-- Opening Marker --
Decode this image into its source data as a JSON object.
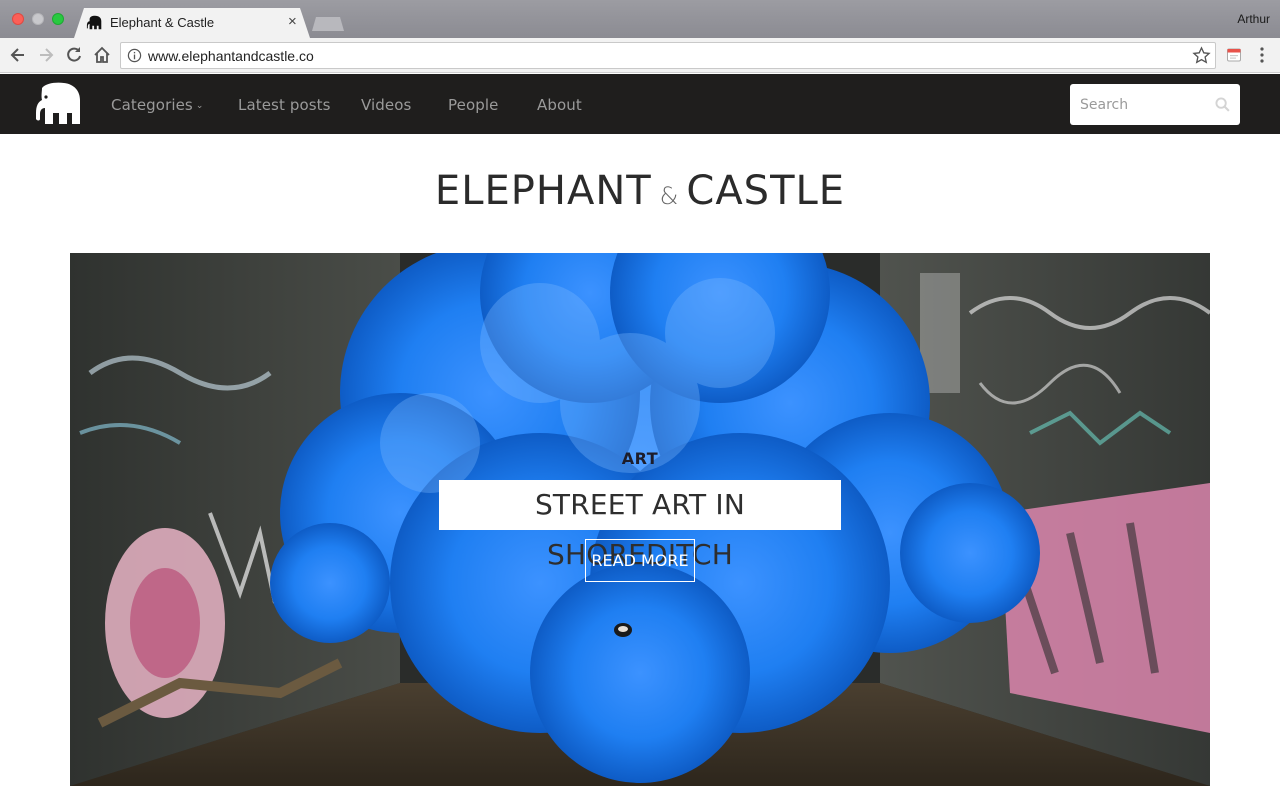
{
  "browser": {
    "tab_title": "Elephant & Castle",
    "tab_close": "×",
    "profile_name": "Arthur",
    "url": "www.elephantandcastle.co"
  },
  "site_nav": {
    "items": [
      {
        "label": "Categories",
        "has_dropdown": true
      },
      {
        "label": "Latest posts"
      },
      {
        "label": "Videos"
      },
      {
        "label": "People"
      },
      {
        "label": "About"
      }
    ],
    "caret": "⌄",
    "search_placeholder": "Search"
  },
  "masthead": {
    "word1": "ELEPHANT",
    "amp": "&",
    "word2": "CASTLE"
  },
  "hero": {
    "category": "ART",
    "title": "STREET ART IN SHOREDITCH",
    "button_label": "READ MORE"
  },
  "colors": {
    "nav_bg": "#1f1e1d",
    "smoke_blue": "#1f7ff2",
    "nav_text": "#9a9a9a"
  }
}
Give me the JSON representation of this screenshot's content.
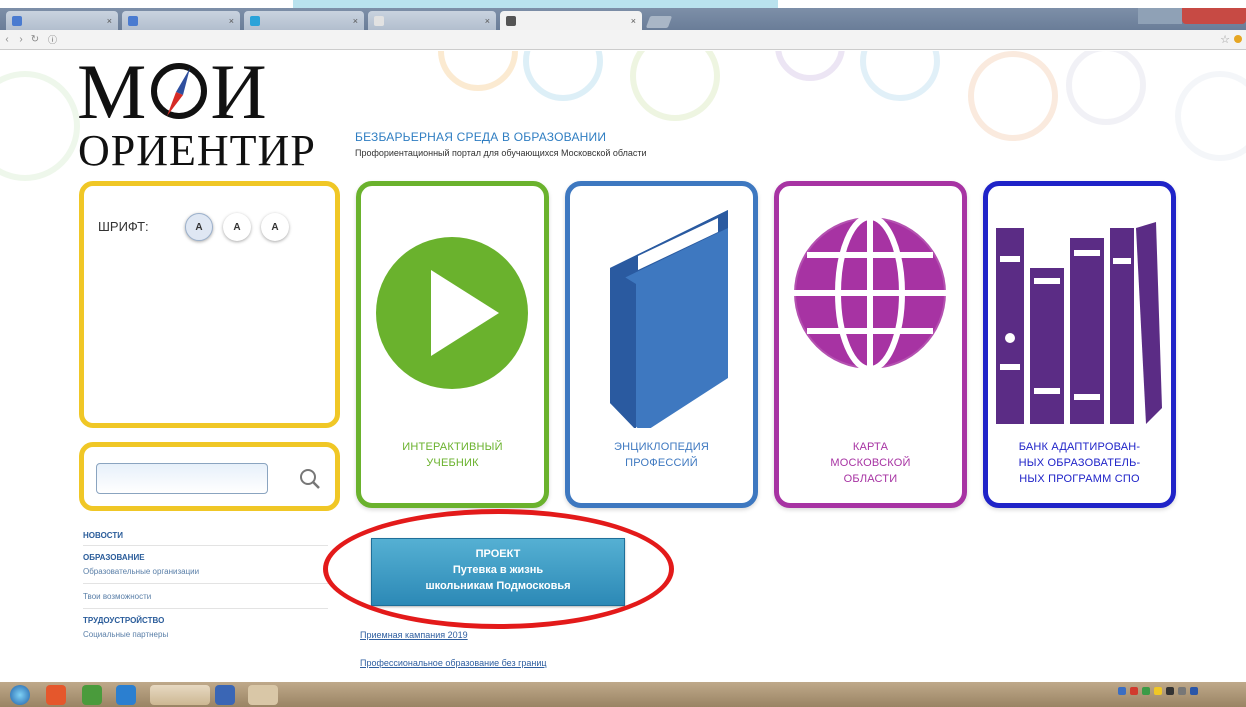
{
  "site": {
    "logo_top": "МИ",
    "logo_bottom": "ОРИЕНТИР",
    "title": "БЕЗБАРЬЕРНАЯ СРЕДА В ОБРАЗОВАНИИ",
    "subtitle": "Профориентационный портал для обучающихся Московской области"
  },
  "font_switcher": {
    "label": "ШРИФТ:",
    "options": [
      "A",
      "A",
      "A"
    ]
  },
  "cards": [
    {
      "label_line1": "ИНТЕРАКТИВНЫЙ",
      "label_line2": "УЧЕБНИК",
      "label_line3": "",
      "color": "#6ab22d"
    },
    {
      "label_line1": "ЭНЦИКЛОПЕДИЯ",
      "label_line2": "ПРОФЕССИЙ",
      "label_line3": "",
      "color": "#3e78c0"
    },
    {
      "label_line1": "КАРТА",
      "label_line2": "МОСКОВСКОЙ",
      "label_line3": "ОБЛАСТИ",
      "color": "#a733a3"
    },
    {
      "label_line1": "БАНК АДАПТИРОВАН-",
      "label_line2": "НЫХ ОБРАЗОВАТЕЛЬ-",
      "label_line3": "НЫХ ПРОГРАММ СПО",
      "color": "#1f23c8"
    }
  ],
  "sidebar": {
    "sections": [
      {
        "heading": "НОВОСТИ",
        "items": []
      },
      {
        "heading": "ОБРАЗОВАНИЕ",
        "items": [
          "Образовательные организации",
          "Твои возможности"
        ]
      },
      {
        "heading": "ТРУДОУСТРОЙСТВО",
        "items": [
          "Социальные партнеры"
        ]
      }
    ]
  },
  "promo": {
    "line1": "ПРОЕКТ",
    "line2": "Путевка в жизнь",
    "line3": "школьникам Подмосковья"
  },
  "links": [
    "Приемная кампания 2019",
    "Профессиональное образование без границ"
  ],
  "colors": {
    "yellow": "#f0c726",
    "green": "#6ab22d",
    "blue": "#3e78c0",
    "purple": "#a733a3",
    "navy": "#1f23c8",
    "highlight_ring": "#e31a1a"
  }
}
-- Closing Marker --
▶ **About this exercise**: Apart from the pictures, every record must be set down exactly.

▶ **Task output**:
Decode this image into its source data as a JSON object.
{
  "browser": {
    "tab_title": "Elephant & Castle",
    "tab_close": "×",
    "profile_name": "Arthur",
    "url": "www.elephantandcastle.co"
  },
  "site_nav": {
    "items": [
      {
        "label": "Categories",
        "has_dropdown": true
      },
      {
        "label": "Latest posts"
      },
      {
        "label": "Videos"
      },
      {
        "label": "People"
      },
      {
        "label": "About"
      }
    ],
    "caret": "⌄",
    "search_placeholder": "Search"
  },
  "masthead": {
    "word1": "ELEPHANT",
    "amp": "&",
    "word2": "CASTLE"
  },
  "hero": {
    "category": "ART",
    "title": "STREET ART IN SHOREDITCH",
    "button_label": "READ MORE"
  },
  "colors": {
    "nav_bg": "#1f1e1d",
    "smoke_blue": "#1f7ff2",
    "nav_text": "#9a9a9a"
  }
}
Give me the JSON representation of this screenshot's content.
{
  "site": {
    "logo_top": "МИ",
    "logo_bottom": "ОРИЕНТИР",
    "title": "БЕЗБАРЬЕРНАЯ СРЕДА В ОБРАЗОВАНИИ",
    "subtitle": "Профориентационный портал для обучающихся Московской области"
  },
  "font_switcher": {
    "label": "ШРИФТ:",
    "options": [
      "A",
      "A",
      "A"
    ]
  },
  "cards": [
    {
      "label_line1": "ИНТЕРАКТИВНЫЙ",
      "label_line2": "УЧЕБНИК",
      "label_line3": "",
      "color": "#6ab22d"
    },
    {
      "label_line1": "ЭНЦИКЛОПЕДИЯ",
      "label_line2": "ПРОФЕССИЙ",
      "label_line3": "",
      "color": "#3e78c0"
    },
    {
      "label_line1": "КАРТА",
      "label_line2": "МОСКОВСКОЙ",
      "label_line3": "ОБЛАСТИ",
      "color": "#a733a3"
    },
    {
      "label_line1": "БАНК АДАПТИРОВАН-",
      "label_line2": "НЫХ ОБРАЗОВАТЕЛЬ-",
      "label_line3": "НЫХ ПРОГРАММ СПО",
      "color": "#1f23c8"
    }
  ],
  "sidebar": {
    "sections": [
      {
        "heading": "НОВОСТИ",
        "items": []
      },
      {
        "heading": "ОБРАЗОВАНИЕ",
        "items": [
          "Образовательные организации",
          "Твои возможности"
        ]
      },
      {
        "heading": "ТРУДОУСТРОЙСТВО",
        "items": [
          "Социальные партнеры"
        ]
      }
    ]
  },
  "promo": {
    "line1": "ПРОЕКТ",
    "line2": "Путевка в жизнь",
    "line3": "школьникам Подмосковья"
  },
  "links": [
    "Приемная кампания 2019",
    "Профессиональное образование без границ"
  ],
  "colors": {
    "yellow": "#f0c726",
    "green": "#6ab22d",
    "blue": "#3e78c0",
    "purple": "#a733a3",
    "navy": "#1f23c8",
    "highlight_ring": "#e31a1a"
  }
}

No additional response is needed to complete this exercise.